Intuit has posted a piece about the rising class of "hobbypreneurs" in their Future of Small Business series of articles. The definition is tricky to pin down (but isn't "Maker" too?) so the article is a useful read if you've ever struggled with your own classification.
The full report (warning:PDF) provides some deeper insight into the rising subculture.
An analysis of the exhibitors of the 2009 Maker Faire in San Mateo found, unsurprisingly, that 75% were in business already or were testing the waters for their commercial venture.
Most telling is that 55% of exhibitors were "small" companies or sole proprietorships. This clearly demonstrates the niche nature of a great deal of Maler culture. Intuit's takeaway is that niche markets for the DIY lot are on the rise for 6 reasons:
1. Technology advances lower cost of entry to Make things
2. Technology advances dramatically reduce or eliminate non-manufacturing costs of doing business for small companies
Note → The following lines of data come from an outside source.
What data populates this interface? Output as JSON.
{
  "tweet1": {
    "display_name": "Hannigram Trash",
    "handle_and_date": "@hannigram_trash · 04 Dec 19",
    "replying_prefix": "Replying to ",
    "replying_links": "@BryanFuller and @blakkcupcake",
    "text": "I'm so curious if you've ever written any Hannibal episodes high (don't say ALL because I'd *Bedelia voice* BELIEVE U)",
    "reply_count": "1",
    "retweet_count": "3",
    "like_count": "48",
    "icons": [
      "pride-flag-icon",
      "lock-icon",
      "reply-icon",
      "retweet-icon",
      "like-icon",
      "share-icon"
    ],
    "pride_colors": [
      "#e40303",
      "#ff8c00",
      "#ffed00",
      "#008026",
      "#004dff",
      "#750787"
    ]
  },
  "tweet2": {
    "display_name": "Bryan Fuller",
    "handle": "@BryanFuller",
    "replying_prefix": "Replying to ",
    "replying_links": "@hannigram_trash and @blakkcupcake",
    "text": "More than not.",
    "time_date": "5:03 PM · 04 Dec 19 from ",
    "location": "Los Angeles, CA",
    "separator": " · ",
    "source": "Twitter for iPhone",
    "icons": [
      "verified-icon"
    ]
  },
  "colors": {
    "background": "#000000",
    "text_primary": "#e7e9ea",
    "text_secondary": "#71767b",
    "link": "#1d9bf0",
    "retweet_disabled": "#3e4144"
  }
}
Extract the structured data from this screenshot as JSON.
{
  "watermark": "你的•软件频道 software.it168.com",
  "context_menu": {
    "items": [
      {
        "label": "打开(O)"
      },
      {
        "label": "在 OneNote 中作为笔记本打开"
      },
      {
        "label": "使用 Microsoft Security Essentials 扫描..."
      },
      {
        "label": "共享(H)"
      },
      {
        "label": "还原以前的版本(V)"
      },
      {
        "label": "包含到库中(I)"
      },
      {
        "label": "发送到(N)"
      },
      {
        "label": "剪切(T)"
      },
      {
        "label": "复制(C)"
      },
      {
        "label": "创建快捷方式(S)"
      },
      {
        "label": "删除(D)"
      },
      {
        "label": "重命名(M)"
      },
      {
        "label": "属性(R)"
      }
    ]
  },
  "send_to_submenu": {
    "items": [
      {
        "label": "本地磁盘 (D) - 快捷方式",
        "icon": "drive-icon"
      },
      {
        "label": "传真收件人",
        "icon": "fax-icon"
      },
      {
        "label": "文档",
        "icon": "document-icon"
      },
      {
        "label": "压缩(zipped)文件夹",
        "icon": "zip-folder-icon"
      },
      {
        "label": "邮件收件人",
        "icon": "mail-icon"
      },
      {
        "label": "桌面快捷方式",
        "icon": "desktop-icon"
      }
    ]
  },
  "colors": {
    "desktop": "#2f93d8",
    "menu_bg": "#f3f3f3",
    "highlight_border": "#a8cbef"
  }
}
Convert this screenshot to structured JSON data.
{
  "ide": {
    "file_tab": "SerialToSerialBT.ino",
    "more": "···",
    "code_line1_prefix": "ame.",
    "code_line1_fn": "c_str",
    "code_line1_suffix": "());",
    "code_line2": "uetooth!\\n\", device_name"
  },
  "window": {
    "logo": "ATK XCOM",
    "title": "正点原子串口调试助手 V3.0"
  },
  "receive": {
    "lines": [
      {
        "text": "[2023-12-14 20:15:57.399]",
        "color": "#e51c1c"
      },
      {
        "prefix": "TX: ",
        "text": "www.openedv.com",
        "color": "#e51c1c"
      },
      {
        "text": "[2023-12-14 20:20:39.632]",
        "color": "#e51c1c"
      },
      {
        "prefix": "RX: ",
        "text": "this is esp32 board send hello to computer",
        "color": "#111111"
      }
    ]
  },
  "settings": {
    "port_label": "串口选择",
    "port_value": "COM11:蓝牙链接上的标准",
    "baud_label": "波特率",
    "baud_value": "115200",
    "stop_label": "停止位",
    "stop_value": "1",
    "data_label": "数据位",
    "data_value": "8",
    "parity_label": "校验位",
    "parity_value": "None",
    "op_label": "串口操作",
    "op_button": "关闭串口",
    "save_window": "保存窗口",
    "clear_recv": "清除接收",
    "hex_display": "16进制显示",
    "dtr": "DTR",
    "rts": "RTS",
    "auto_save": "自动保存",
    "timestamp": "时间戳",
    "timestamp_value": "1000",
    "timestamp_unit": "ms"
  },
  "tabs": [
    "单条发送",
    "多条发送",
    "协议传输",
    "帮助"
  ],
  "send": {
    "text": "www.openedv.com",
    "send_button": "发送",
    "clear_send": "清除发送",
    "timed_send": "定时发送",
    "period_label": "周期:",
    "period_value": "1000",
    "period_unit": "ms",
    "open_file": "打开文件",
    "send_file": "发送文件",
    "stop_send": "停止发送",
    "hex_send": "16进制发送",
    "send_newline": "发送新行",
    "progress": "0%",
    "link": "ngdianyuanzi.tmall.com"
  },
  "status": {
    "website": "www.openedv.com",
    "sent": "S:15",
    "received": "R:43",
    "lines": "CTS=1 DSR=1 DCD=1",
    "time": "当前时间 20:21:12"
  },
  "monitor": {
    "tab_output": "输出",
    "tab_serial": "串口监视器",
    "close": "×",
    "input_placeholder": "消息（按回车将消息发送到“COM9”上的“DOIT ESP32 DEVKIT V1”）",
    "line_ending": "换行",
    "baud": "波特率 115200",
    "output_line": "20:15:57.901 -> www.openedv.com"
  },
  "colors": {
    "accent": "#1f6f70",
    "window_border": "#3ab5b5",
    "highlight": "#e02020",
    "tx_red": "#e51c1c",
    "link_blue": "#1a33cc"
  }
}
3. Social Networks and highly specific online communities answer the tough questions faster. I'll also throw in that meatspace technology communities are on the rise too: witness the TechShop franchise, hackerspaces worldwide, 2600, Dorkbot, robotics clubs, etc.
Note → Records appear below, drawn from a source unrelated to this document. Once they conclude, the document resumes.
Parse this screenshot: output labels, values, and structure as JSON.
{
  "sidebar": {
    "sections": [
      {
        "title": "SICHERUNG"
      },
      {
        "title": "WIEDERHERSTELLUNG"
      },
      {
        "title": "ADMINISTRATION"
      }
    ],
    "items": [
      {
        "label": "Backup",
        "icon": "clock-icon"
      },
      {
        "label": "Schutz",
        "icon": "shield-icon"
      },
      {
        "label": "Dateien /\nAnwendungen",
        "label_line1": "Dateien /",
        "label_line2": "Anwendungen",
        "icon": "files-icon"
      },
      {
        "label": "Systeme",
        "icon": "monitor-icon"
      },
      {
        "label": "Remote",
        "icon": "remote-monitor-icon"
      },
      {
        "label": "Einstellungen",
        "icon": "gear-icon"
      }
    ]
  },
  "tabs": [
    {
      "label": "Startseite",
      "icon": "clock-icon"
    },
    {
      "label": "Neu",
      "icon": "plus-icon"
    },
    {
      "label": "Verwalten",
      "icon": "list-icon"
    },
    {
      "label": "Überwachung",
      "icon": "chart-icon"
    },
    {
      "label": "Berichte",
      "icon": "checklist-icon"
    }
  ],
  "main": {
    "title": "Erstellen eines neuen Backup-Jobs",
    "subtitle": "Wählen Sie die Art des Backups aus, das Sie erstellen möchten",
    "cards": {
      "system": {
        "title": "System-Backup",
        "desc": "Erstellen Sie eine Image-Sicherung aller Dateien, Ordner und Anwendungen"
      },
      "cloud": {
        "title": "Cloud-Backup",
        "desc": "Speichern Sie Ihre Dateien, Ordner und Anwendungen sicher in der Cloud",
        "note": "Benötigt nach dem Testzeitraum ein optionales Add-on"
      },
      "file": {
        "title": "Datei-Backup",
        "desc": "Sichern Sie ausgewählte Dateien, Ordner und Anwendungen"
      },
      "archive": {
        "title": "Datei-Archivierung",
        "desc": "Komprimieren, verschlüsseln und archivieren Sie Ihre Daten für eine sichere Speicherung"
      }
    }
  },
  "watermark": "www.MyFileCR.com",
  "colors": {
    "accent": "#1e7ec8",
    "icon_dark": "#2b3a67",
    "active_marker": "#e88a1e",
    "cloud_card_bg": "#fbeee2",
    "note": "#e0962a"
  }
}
4. The down-economy again shows how small boats can turn faster than giant ships. Agile and inherently adaptible Makers slide into the newly open niches with ease
5. The Baby Boomers don't need to or desire (depending on your lot in life) to stop working at "retirement" age. For reasons 1 & 2 above they can affordably turn a lifelong hobby into a profitable venture. And there's lots of 'em. Some of the most excited Makers I've met are in this category! I've met octogenarian ShopBotters! Awesome!
6. Quirky (fleeting?) interest in fringe areas demands agile companies to accomodate by making unique or small-run product. See #4.
So now what are you going to bring to our Make Faire? You are the person with the unique idea that will change people's lives. You.